People are sick of drinking. Investors are betting on the ‘sober curious’
I ordered a carrot-and-ginger shrub and hoped it would be palatable. I was pleasantly surprised, drank the whole thing and, voila, was not even tipsy. Even more exciting: my bill. It was a mere $15 for two drinks and a bread bowl — to soak up the non-alcoholic beverages, of course.
Getaway is a sober bar, a new kind of dry nightlife option that is cropping up in New York City. The idea is to provide outlets for people who want to socialize in a bar-like location, but without having to drink alcohol.
They are part of larger trend. People are paying greater attention to their mental health and wellness, and many Americans are specifically looking to reduce their alcohol intake. People of all ages are drinking less beer, while millennials are drinking less overall. And Silicon Valley is taking note, with tech companies reevaluating their alcohol policies and investors looking to capitalize on people who prefer not to drink.
“It’s such a part of the culture, especially here in San Francisco that I would go out for dinner and have two to three drinks everyday,” Silicon Valley entrepreneur Justin Kan, the CEO of law-tech startup Atrium, told CNN Business. He said he has seen a shift recently within his tech circle. “I was at a dinner with a lot of tech people last night and probably half the people weren’t drinking.”
Their sales of alcoholic beverages have been declining, big alcohol companies, ranging from Heineken to AB InBev (the owner of popular beer brands such as Budweiser), see an opportunity: They’re investing in non-, or low-alcohol drinks. So too, startup investors and entrepreneurs are hoping to cater to the “sober curious”.

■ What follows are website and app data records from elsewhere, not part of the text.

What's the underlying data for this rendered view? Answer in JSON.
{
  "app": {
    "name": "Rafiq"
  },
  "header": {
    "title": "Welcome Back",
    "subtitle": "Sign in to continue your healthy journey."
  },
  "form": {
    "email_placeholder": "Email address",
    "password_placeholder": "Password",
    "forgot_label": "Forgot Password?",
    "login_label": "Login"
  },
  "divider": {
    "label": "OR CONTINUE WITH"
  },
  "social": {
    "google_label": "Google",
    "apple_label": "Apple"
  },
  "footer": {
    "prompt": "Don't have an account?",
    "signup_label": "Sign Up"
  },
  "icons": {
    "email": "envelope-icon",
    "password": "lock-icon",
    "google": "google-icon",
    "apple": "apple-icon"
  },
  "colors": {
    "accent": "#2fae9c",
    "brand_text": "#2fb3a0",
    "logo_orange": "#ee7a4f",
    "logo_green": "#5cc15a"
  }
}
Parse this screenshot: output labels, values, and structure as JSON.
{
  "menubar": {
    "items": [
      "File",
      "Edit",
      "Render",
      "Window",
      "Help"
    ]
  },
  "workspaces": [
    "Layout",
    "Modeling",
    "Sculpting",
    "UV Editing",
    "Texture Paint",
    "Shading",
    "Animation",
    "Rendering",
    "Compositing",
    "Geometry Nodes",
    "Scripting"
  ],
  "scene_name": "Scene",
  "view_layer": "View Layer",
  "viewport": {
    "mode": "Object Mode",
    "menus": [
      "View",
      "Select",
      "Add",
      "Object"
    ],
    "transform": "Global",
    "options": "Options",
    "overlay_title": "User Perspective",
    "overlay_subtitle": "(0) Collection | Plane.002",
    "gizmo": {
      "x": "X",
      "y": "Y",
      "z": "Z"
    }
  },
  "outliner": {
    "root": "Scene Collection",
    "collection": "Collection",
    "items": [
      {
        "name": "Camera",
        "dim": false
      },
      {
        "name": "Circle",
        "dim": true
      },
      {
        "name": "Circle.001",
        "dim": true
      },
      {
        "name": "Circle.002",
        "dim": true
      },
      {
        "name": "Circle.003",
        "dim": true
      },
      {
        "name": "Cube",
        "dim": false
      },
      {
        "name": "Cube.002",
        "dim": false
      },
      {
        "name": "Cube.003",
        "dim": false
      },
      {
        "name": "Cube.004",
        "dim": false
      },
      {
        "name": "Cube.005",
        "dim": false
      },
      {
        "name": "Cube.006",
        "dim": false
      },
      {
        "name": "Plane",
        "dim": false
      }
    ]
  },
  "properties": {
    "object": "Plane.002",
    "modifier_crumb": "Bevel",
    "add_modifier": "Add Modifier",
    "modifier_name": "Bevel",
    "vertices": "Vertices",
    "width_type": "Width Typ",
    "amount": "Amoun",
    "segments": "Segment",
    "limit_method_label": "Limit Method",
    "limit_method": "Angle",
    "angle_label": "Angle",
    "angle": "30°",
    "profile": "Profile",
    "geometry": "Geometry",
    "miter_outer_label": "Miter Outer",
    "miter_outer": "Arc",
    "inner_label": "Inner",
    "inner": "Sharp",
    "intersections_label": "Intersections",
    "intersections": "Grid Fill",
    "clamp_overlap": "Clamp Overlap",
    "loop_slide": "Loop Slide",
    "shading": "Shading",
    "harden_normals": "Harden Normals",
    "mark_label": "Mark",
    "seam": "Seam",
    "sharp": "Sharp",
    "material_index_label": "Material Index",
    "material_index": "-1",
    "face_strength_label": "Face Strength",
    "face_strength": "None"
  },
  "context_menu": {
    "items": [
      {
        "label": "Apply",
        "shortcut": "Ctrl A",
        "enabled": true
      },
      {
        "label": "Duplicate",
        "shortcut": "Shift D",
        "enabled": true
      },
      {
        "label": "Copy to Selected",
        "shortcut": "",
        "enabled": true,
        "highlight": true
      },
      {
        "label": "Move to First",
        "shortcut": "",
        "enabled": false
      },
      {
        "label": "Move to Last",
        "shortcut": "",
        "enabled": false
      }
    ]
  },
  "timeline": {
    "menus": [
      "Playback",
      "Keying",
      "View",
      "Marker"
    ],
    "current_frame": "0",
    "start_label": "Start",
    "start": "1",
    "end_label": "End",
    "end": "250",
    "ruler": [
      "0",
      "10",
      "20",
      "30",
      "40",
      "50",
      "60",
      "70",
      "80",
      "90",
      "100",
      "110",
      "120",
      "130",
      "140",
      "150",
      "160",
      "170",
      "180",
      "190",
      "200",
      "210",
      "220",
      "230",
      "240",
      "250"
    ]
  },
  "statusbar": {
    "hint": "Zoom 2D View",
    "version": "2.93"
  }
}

The emergence of sober bars is one of the signals that investor Anu Duggal points to when talking about the trend of not drinking. Duggal, who is based in New York City, said that like Kan, she is noticing “a number of people who are choosing not to drink.”
NYC’s sober bar scene is a ‘hip’ oasis for booze-free fun
Sober nightlife is taking off in New York City, from posh mocktail bars to buzz-free pop-up parties. The objective: to deliver a fun night out without alcohol — which Americans are drinking less of these days, according to a 2018 report by beverage-market analyzer IWSR.
Liquor is “a toxin,” not a social lubricant, Ashok “Shoky” Pai, a sober Williamsburg resident, tells The Post. On a recent Saturday night, the 40-something real estate agent settled in at Getaway, Greenpoint’s new mocktail bar. Pai, who used to be a club promoter, polished off two Coconauts (pineapple and coconut milk; $13) and a Ginger Spice (ginger, grapefruit juice, tonic and club soda; also $13). He found the booze-free scene refreshing: “It’s nice to be around sober people who’ve got their wits about them,” he says.
Fellow Getaway patron Wayne Hosang agrees. Although the sober bar was filled with millennial patrons, “it has a grown-up feeling to it,” says the Williamsburg-based asset manager, who’s in his early 50s. He’d had a glass of wine at a dinner party before coming to Getaway with sober friends. Even without liquid courage, he says, “people are still being very social.”
“Right now we live in a culture that claims drinking as a default,” says Bandrovschi, who’s 32 and an occasional drinker. Her company takes over otherwise-boozy bars to sling mocktails such as the Ghost Me Maybe (grapefruit, rosemary and tonic; $11). She thinks the rising interest in wellness is driving the trend of alcohol-free fun — although drinkers are free to join her events, too.
It’s a welcome change for non-drinkers like Pai. When he first got sober, he says, he would order water and lime in a martini glass, just to have something in his hand. But now that booze is less en vogue, he doesn’t feel like he needs to bother anymore. “Sobriety is only going to get more cool,” he says.
How Sober Bars are Creating a New Buzz Around Town
Patrons of sober bars are generally looking for somewhere to hang out without the pressure to drink or experiment with drugs. It’s also a great way to meet and connect with sober peers around your local community. You can dance, play games and have a great time with those around you without the pressure to get drunk. Sober bars offer a unique alternative for a friend’s night out, celebration or other party.
Booze-Free Drinks Soar In Popularity
Image courtesy Alamy.com